Horse Feathers features some of the brothers' finest routines. When Wagstaff visits the local speakeasy to recruit star football players Mullen (James Pierce) and McHardie (Nat Pendleton), he finds the door guarded by Baravelli, who tells Wagstaff he can't come in unless he knows the password (kicking off a hilarious give-and-take between the two). Later on, after Baravelli and Pinky have enrolled at Huxley, they attend an anatomy class being taught by none other than Professor Wagstaff (when he asks the class what a corpuscle is, Baravelli replies "That's easy! First is a Captain, then a Lieutenant, then is a corpuscle"). This all leads up to the film's best sequence: the big game against Darwin, during which the brothers break every rule in the book. At one point, they even use a horse-drawn chariot to score a touchdown!

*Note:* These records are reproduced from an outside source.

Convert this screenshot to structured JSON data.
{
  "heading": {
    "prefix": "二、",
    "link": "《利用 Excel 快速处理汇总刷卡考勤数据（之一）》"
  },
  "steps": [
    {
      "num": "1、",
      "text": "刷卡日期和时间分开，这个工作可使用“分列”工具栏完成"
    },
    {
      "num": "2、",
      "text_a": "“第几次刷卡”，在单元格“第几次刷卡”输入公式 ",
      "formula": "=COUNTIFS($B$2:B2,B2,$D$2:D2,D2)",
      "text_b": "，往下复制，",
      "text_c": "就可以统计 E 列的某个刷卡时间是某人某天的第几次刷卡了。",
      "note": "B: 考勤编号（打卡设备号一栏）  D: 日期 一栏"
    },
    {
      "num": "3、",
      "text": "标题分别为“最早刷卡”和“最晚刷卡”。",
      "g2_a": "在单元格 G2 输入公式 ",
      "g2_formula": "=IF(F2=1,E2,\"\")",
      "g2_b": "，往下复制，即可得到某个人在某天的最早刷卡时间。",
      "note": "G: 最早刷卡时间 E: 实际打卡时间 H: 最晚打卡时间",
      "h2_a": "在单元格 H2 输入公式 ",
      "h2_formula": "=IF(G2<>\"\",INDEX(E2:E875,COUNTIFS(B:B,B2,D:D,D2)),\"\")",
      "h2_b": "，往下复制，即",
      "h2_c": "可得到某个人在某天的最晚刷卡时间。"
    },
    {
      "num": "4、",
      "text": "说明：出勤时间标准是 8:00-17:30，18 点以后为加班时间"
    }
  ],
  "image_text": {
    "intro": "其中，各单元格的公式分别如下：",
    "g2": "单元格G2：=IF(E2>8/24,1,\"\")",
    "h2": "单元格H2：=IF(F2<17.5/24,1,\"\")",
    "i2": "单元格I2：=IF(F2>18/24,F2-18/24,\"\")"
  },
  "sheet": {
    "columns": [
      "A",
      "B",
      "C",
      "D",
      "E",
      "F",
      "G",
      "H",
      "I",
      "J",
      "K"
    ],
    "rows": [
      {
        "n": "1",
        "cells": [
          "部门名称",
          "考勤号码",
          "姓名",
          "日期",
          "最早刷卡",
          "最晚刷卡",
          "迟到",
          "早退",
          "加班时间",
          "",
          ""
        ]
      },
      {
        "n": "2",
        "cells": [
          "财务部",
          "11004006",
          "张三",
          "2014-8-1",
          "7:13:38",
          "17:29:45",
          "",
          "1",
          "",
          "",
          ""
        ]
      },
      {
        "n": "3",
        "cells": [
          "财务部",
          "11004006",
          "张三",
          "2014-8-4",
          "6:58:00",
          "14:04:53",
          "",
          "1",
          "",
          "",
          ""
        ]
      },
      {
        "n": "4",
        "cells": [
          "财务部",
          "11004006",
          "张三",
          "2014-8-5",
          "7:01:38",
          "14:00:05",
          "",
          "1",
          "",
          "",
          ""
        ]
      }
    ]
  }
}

Altogether, The Marx Brothers made a dozen movies over a twenty year period, starting with The Cocoanuts in 1929 (a filmed version of one of their early plays) and ending with 1949's Love Happy, which co-starred a young blonde bombshell named Marilyn Monroe. Sadly, not all of their films are classics (their last consistently funny movie was 1937's A Day at the Races), yet, even in their lesser pictures, the brothers sometimes achieved greatness (At the Circus features my favorite Marx Brothers musical number, Groucho's toe-tappin "Lydia the Tattooed Lady"). And even though the siblings' Hollywood output was limited, some of the comedies they left behind, Horse Feathers included, are pure gold.